To continue the analogy: there are plenty of airline pilots, general aviation pilots, even military pilots who are good at what they do but would not want to be test pilots and who would be unlikely to thrive (or perhaps even survive) in such a role.

Sam L. said...

Anon, "Pop Tarts box" is a sexist, misogynist, and anti-woman SLUR! SHAME on you! (/sarc off) And the product maker, too.

Ares Olympus said...

On the issue of calling for free speech, Christopher Hitchens was the master, like this debate: Christopher Hitchens voices his opinion on the subject of the Hart House Debating Club debate: Be it resolved: Freedom of speech includes the freedom to hate.

And transcript here:
Every time you violate – or propose the violate – the right to free speech of someone else, you in potentia you’re making a rod for your own back. Because to who do you reward the right to decide which speech is harmful, or who is the harmful speaker? Or to determine in advance what are the harmful consequences going to be, that we know enough about in advance to prevent? To whom would you give this job? To whom you’re going to award the task of being the censor?

For myself free speech mostly makes sense, that is to say I'd rather have open hatred than secret or anonymous hatred, and you know where you stand with a hater, so you can respect their willingness to stand for something, or against something, as long as they give you the same respect to honestly hate back.

Of course the problem is how to deal with "vulnerable" listeners, and there are two sorts of vulnerable groups - there are "victims" who feel threatened by ideas, and "mentally ill" people who may act out hatreds they hear, like shock jock radio for instance. So I'm probably more worried about the second group who are attracted to hatred than the first who can just retreat from it.

I'm not 100% against the concept of "Trigger warnings", but it needs refining, and it doesn't clearly help in protecting people from their own lack of self-awareness.

What's curious for myself is I rarely feel threatened by ideas, but because I have the power to step back from my own emotional reaction, or safely explore my own emotional reaction, my own extrapolations of an idea that sounds dangerous, I also don't clearly know when to speak up against bullies.

It gets confusing fast as those calling out bullies become bullies themselves, and have no idea. Which brings us back to the start of this topic!

Dennis said...

For your edification:

Ares Olympus said...

Thanks for the link Dennis.
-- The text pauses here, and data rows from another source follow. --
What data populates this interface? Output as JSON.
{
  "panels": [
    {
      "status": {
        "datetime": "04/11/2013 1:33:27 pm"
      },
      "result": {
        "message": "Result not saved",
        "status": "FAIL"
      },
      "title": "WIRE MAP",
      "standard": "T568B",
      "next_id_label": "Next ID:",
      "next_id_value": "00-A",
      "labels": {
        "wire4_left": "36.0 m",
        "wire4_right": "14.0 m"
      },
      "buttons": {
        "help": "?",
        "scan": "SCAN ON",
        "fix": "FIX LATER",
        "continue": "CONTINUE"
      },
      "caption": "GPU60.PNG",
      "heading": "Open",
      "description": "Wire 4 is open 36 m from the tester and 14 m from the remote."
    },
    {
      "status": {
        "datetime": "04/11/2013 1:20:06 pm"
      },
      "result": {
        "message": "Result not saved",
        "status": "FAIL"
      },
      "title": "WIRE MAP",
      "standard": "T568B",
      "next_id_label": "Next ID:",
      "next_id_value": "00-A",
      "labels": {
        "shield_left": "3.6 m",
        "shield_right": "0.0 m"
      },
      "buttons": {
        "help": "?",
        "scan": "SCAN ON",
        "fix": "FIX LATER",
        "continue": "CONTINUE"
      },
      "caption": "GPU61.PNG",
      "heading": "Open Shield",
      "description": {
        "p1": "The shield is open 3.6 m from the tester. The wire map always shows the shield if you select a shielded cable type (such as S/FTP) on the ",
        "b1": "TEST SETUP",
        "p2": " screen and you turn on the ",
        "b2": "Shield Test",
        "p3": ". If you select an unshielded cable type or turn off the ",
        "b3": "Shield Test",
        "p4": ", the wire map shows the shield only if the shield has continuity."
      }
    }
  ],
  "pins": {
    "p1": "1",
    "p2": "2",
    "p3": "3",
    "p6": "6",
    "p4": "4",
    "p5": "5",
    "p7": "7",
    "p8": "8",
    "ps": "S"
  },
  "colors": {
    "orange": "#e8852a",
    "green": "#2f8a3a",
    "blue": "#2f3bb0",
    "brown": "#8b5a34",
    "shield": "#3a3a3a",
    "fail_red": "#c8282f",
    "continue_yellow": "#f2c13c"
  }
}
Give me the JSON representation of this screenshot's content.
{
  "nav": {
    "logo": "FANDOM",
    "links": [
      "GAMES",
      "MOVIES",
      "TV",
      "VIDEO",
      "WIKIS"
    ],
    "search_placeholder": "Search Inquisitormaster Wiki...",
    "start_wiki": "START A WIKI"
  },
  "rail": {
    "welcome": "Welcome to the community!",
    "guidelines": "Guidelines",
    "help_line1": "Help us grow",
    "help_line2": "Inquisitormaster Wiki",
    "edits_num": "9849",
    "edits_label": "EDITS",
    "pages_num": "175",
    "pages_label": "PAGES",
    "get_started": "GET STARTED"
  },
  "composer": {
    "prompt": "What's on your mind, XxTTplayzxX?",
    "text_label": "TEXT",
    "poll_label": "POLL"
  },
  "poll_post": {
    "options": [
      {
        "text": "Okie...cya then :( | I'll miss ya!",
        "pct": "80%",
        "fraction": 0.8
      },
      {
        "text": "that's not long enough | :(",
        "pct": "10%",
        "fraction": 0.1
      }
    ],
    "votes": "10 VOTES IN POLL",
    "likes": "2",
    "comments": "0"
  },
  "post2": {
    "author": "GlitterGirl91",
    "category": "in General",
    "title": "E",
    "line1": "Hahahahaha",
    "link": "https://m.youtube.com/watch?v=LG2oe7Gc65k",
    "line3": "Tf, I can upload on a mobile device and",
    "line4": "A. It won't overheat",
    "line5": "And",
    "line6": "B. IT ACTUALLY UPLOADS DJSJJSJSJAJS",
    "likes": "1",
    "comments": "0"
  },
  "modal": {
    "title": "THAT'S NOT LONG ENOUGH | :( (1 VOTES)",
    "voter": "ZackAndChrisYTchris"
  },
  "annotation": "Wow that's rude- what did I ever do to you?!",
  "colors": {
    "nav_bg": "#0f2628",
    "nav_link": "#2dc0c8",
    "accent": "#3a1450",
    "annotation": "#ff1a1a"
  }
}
Camille Paglia sounds like she has a good head on her shoulders.

It would be interesting to hear a dialogue with her opponents, but a straight rant is good too.